> INSTRUCTIONS TO FOLLOW:
Nothing in the records below should be altered in the copy, although the pictures must be left out.

[[ RAW DATA, beginning ]]

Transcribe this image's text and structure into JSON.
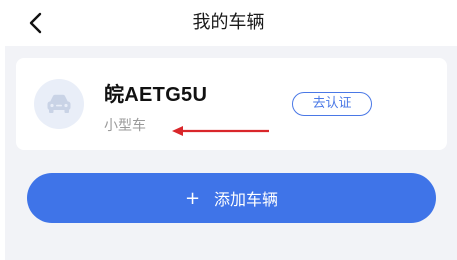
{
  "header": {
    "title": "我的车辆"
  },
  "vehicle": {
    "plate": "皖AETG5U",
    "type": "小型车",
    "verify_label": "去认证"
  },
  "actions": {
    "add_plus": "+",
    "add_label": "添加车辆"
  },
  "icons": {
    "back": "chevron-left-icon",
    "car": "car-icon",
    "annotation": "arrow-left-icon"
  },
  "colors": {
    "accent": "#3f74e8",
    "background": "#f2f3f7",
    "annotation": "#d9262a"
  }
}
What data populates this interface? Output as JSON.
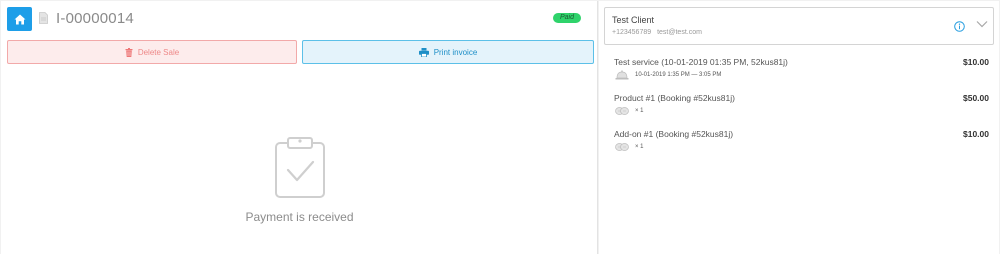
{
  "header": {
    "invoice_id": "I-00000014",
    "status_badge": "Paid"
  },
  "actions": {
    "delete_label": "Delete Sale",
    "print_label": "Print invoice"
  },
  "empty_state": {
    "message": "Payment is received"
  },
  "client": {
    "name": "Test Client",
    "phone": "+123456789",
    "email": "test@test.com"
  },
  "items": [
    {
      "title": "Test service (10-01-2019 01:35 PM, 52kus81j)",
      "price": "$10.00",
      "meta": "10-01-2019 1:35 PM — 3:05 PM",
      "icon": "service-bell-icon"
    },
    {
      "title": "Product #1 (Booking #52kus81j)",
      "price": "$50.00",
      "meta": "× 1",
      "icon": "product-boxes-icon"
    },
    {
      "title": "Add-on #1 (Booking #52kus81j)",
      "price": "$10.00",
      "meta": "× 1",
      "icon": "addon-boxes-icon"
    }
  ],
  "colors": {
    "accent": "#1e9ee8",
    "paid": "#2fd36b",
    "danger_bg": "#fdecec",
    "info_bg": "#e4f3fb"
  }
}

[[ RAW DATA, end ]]

> SOLUTION:
Transcribe this image's text and structure into JSON.
{
  "header": {
    "title": "我的车辆"
  },
  "vehicle": {
    "plate": "皖AETG5U",
    "type": "小型车",
    "verify_label": "去认证"
  },
  "actions": {
    "add_plus": "+",
    "add_label": "添加车辆"
  },
  "icons": {
    "back": "chevron-left-icon",
    "car": "car-icon",
    "annotation": "arrow-left-icon"
  },
  "colors": {
    "accent": "#3f74e8",
    "background": "#f2f3f7",
    "annotation": "#d9262a"
  }
}
What data populates this interface? Output as JSON.
{
  "header": {
    "invoice_id": "I-00000014",
    "status_badge": "Paid"
  },
  "actions": {
    "delete_label": "Delete Sale",
    "print_label": "Print invoice"
  },
  "empty_state": {
    "message": "Payment is received"
  },
  "client": {
    "name": "Test Client",
    "phone": "+123456789",
    "email": "test@test.com"
  },
  "items": [
    {
      "title": "Test service (10-01-2019 01:35 PM, 52kus81j)",
      "price": "$10.00",
      "meta": "10-01-2019 1:35 PM — 3:05 PM",
      "icon": "service-bell-icon"
    },
    {
      "title": "Product #1 (Booking #52kus81j)",
      "price": "$50.00",
      "meta": "× 1",
      "icon": "product-boxes-icon"
    },
    {
      "title": "Add-on #1 (Booking #52kus81j)",
      "price": "$10.00",
      "meta": "× 1",
      "icon": "addon-boxes-icon"
    }
  ],
  "colors": {
    "accent": "#1e9ee8",
    "paid": "#2fd36b",
    "danger_bg": "#fdecec",
    "info_bg": "#e4f3fb"
  }
}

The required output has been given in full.